The Southeast Regional Climate Center is the home of CIRRUS, the Climate Interactive Rapid Retrieval Users System. CIRRUS is an educational medium that provides economically and environmentally important climatic information in a timely and easy to access manner. The system gives students the opportunity to observe and analyze daily weather where they live and enhance their knowledge of their local environment. CIRRUS is accessible through modem or Internet.

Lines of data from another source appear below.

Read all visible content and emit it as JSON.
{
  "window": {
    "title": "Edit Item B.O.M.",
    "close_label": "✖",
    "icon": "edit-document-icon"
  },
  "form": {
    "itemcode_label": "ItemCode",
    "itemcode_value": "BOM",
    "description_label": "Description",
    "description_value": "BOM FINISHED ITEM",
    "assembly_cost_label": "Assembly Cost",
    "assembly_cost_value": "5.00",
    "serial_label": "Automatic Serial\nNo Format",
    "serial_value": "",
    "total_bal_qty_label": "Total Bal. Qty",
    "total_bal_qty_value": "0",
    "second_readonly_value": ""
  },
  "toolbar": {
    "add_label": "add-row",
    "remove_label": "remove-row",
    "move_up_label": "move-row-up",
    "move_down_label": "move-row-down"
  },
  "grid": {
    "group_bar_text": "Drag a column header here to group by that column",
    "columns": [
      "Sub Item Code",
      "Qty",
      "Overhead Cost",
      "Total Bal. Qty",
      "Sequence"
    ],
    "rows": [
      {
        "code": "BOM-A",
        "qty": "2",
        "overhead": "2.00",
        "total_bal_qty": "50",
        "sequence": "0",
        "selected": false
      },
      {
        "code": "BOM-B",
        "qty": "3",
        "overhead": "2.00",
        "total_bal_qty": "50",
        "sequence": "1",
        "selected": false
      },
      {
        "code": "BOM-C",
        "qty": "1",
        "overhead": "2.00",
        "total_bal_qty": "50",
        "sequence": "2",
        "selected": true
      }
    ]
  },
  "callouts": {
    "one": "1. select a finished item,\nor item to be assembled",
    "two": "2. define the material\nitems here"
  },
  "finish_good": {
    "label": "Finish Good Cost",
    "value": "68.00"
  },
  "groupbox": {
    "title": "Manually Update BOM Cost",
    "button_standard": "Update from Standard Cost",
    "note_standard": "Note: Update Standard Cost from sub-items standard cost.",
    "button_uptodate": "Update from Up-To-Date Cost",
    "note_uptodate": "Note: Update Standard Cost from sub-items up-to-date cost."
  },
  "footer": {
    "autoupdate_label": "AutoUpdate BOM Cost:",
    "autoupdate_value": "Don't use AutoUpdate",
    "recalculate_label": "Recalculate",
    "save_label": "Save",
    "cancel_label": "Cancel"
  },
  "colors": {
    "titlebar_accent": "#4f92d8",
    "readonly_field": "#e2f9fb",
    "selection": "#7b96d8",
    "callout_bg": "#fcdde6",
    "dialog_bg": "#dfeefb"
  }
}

Educational users can have unlimited access for one year for $25. To obtain subscription information or other information please contact the Southeast Regional Climate Center at (803) 737-0849.
Southern AERA Meeting in Atlanta
We are excited about The American Meteorological Society's Annual Meeting, January 28 thorugh February 2, 1996 in Atlanta. Pat Warthan , GA AERA, and the SERCC have been busy getting things ready for the Southern AERA meeting, concurrent with the AMS meeting. The Southern AERA meeting has been scheduled for Saturday, January 27, 1996. The meeting room will be available to attendees from 3:00 p.m. until 6:00 p.m. Afterwards those interested may eat together at a nearby restaurant. The purpose of the meeting is to present what projects are currently underway, discuss some new projects that could be beneficial, share resources with other teachers, and learn about new sources of data retrieval. We hope to see you there!
Permission is granted for the reproduction of materials contained is this publication.
Southeast Regional Climate Center
S.C. Department of Natural Resources
1201 Main Street, Suite 1100
Columbia, South Carolina 29201
The South Carolina Department of Natural Resources prohibits discrimination on the basis of race, color, sex, national origin, disability, religion, or age. Direct all inquiries to the Office of Human Resources, P.O. Box 167, Columbia, SC 29202.